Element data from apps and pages
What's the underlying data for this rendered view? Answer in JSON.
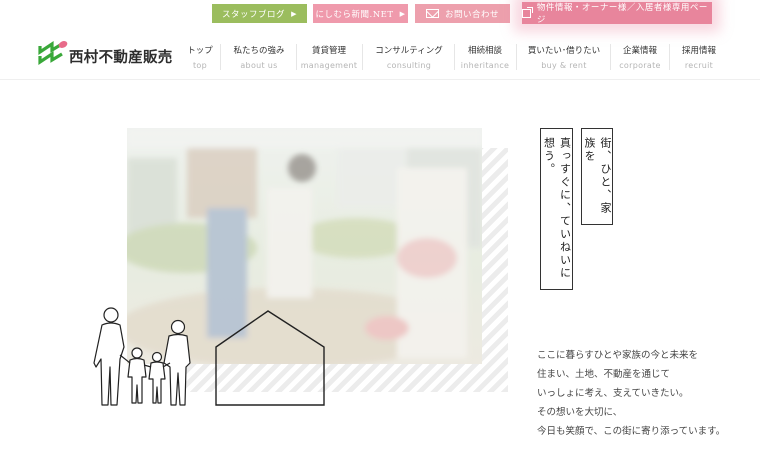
{
  "utility": {
    "staff_blog": "スタッフブログ",
    "news": "にしむら新聞.NET",
    "contact": "お問い合わせ",
    "owner_page": "物件情報・オーナー様／入居者様専用ページ",
    "arrow": "▶"
  },
  "logo": {
    "text": "西村不動産販売"
  },
  "nav": [
    {
      "ja": "トップ",
      "en": "top"
    },
    {
      "ja": "私たちの強み",
      "en": "about us"
    },
    {
      "ja": "賃貸管理",
      "en": "management"
    },
    {
      "ja": "コンサルティング",
      "en": "consulting"
    },
    {
      "ja": "相続相談",
      "en": "inheritance"
    },
    {
      "ja": "買いたい･借りたい",
      "en": "buy & rent"
    },
    {
      "ja": "企業情報",
      "en": "corporate"
    },
    {
      "ja": "採用情報",
      "en": "recruit"
    }
  ],
  "hero": {
    "tagline_1": "街、ひと、家族を",
    "tagline_2": "真っすぐに、ていねいに想う。",
    "paragraph": [
      "ここに暮らすひとや家族の今と未来を",
      "住まい、土地、不動産を通じて",
      "いっしょに考え、支えていきたい。",
      "その想いを大切に、",
      "今日も笑顔で、この街に寄り添っています。"
    ]
  },
  "colors": {
    "staff_green": "#9bbd5e",
    "news_pink": "#ef9aac",
    "owner_pink": "#e8859c",
    "logo_green": "#3aa83a",
    "logo_pink": "#e86b8a"
  }
}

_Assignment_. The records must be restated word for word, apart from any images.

_Written solution_.
What's the underlying data for this rendered view? Answer in JSON.
{
  "utility": {
    "staff_blog": "スタッフブログ",
    "news": "にしむら新聞.NET",
    "contact": "お問い合わせ",
    "owner_page": "物件情報・オーナー様／入居者様専用ページ",
    "arrow": "▶"
  },
  "logo": {
    "text": "西村不動産販売"
  },
  "nav": [
    {
      "ja": "トップ",
      "en": "top"
    },
    {
      "ja": "私たちの強み",
      "en": "about us"
    },
    {
      "ja": "賃貸管理",
      "en": "management"
    },
    {
      "ja": "コンサルティング",
      "en": "consulting"
    },
    {
      "ja": "相続相談",
      "en": "inheritance"
    },
    {
      "ja": "買いたい･借りたい",
      "en": "buy & rent"
    },
    {
      "ja": "企業情報",
      "en": "corporate"
    },
    {
      "ja": "採用情報",
      "en": "recruit"
    }
  ],
  "hero": {
    "tagline_1": "街、ひと、家族を",
    "tagline_2": "真っすぐに、ていねいに想う。",
    "paragraph": [
      "ここに暮らすひとや家族の今と未来を",
      "住まい、土地、不動産を通じて",
      "いっしょに考え、支えていきたい。",
      "その想いを大切に、",
      "今日も笑顔で、この街に寄り添っています。"
    ]
  },
  "colors": {
    "staff_green": "#9bbd5e",
    "news_pink": "#ef9aac",
    "owner_pink": "#e8859c",
    "logo_green": "#3aa83a",
    "logo_pink": "#e86b8a"
  }
}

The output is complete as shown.